To protect children from perpetrators of abuse, Younes says there is need for a comprehensive sexual education to be included in the national curriculum. “We are living in a fool’s paradise if we believe that sex education is against our cultural and Islamic values.” Moreover, she adds, there are segments within the Pakistani society who devour online pornography. “What do we attribute this behaviour to? The Kasur child pornography ring catered to a demand for such sleaze, so why single out an individual when the whole society is at fault?”
And that’s what Hashmi and his team had observed when they visited Kasur. His department was sought out by the Punjab police to visit Kasur to help psychologically profile the perpetrator before he was caught, where they “interviewed witnesses and survivors, reviewed the evidence, talked to the officers investigating the case” and gave their opinion.
“Kasur as a society and as a community is steeped in child sexual abuse and every third person in that community has been a victim and many have become abusers themselves,” he says.
“Why is there no outrage about that? I have heard press reports that the alleged killer himself was abused multiple times over a number of years. This is typical. Victims often become abusers themselves. Why is no one demanding that all victims in Kasur be provided emergency mental healthcare and rehabilitation. Why is the CM not announcing an emergency mental health task force to address this trans-generational problem? Why is there no talk of setting up special clinics and crisis centres in Kasur to help those people?”

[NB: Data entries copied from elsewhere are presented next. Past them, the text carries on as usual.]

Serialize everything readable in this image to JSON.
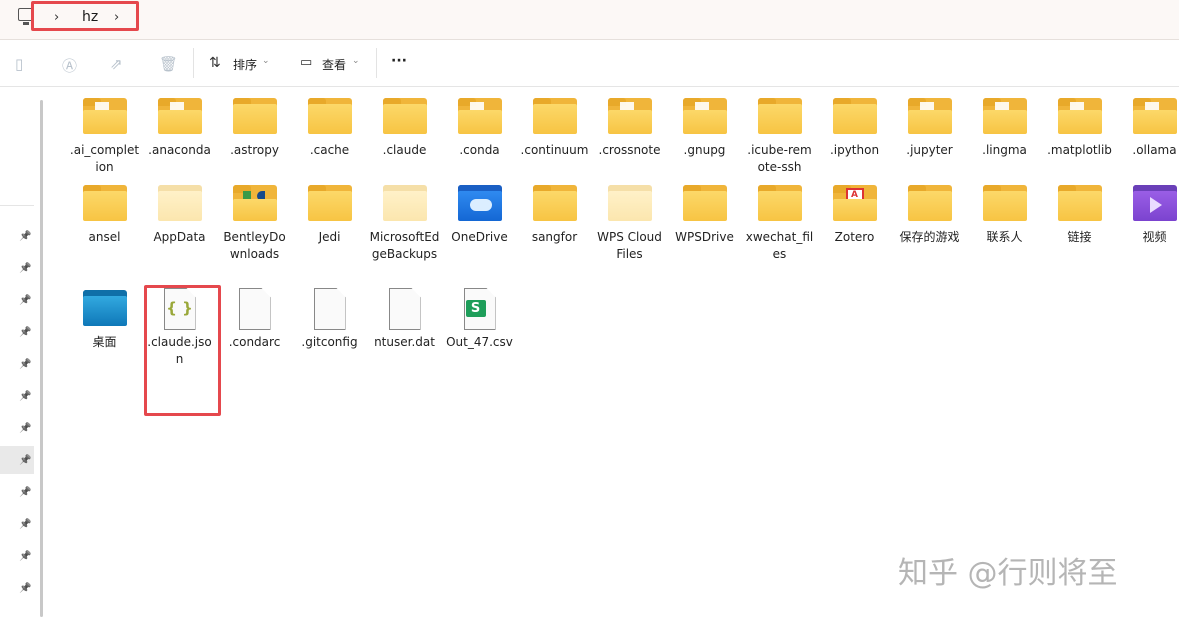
{
  "address": {
    "crumbs": [
      "hz"
    ]
  },
  "toolbar": {
    "sort_label": "排序",
    "view_label": "查看",
    "more_label": "···"
  },
  "items": [
    {
      "name": ".ai_completion",
      "type": "doc"
    },
    {
      "name": ".anaconda",
      "type": "doc"
    },
    {
      "name": ".astropy",
      "type": "folder"
    },
    {
      "name": ".cache",
      "type": "folder"
    },
    {
      "name": ".claude",
      "type": "folder"
    },
    {
      "name": ".conda",
      "type": "doc"
    },
    {
      "name": ".continuum",
      "type": "folder"
    },
    {
      "name": ".crossnote",
      "type": "doc"
    },
    {
      "name": ".gnupg",
      "type": "doc"
    },
    {
      "name": ".icube-remote-ssh",
      "type": "folder"
    },
    {
      "name": ".ipython",
      "type": "folder"
    },
    {
      "name": ".jupyter",
      "type": "doc"
    },
    {
      "name": ".lingma",
      "type": "doc"
    },
    {
      "name": ".matplotlib",
      "type": "doc"
    },
    {
      "name": ".ollama",
      "type": "doc"
    },
    {
      "name": "ansel",
      "type": "folder"
    },
    {
      "name": "AppData",
      "type": "pale"
    },
    {
      "name": "BentleyDownloads",
      "type": "bent"
    },
    {
      "name": "Jedi",
      "type": "folder"
    },
    {
      "name": "MicrosoftEdgeBackups",
      "type": "pale"
    },
    {
      "name": "OneDrive",
      "type": "onedrive"
    },
    {
      "name": "sangfor",
      "type": "folder"
    },
    {
      "name": "WPS Cloud Files",
      "type": "pale"
    },
    {
      "name": "WPSDrive",
      "type": "folder"
    },
    {
      "name": "xwechat_files",
      "type": "folder"
    },
    {
      "name": "Zotero",
      "type": "zot"
    },
    {
      "name": "保存的游戏",
      "type": "folder"
    },
    {
      "name": "联系人",
      "type": "folder"
    },
    {
      "name": "链接",
      "type": "folder"
    },
    {
      "name": "视频",
      "type": "video"
    },
    {
      "name": "桌面",
      "type": "desk"
    },
    {
      "name": ".claude.json",
      "type": "json",
      "glyph": "{ }"
    },
    {
      "name": ".condarc",
      "type": "file"
    },
    {
      "name": ".gitconfig",
      "type": "file"
    },
    {
      "name": "ntuser.dat",
      "type": "file"
    },
    {
      "name": "Out_47.csv",
      "type": "csv",
      "glyph": "S"
    }
  ],
  "watermark": "知乎 @行则将至"
}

That’s the real emergency and that’s the real question that needs to be answered,” says Hashmi in a tone laced with seriousness.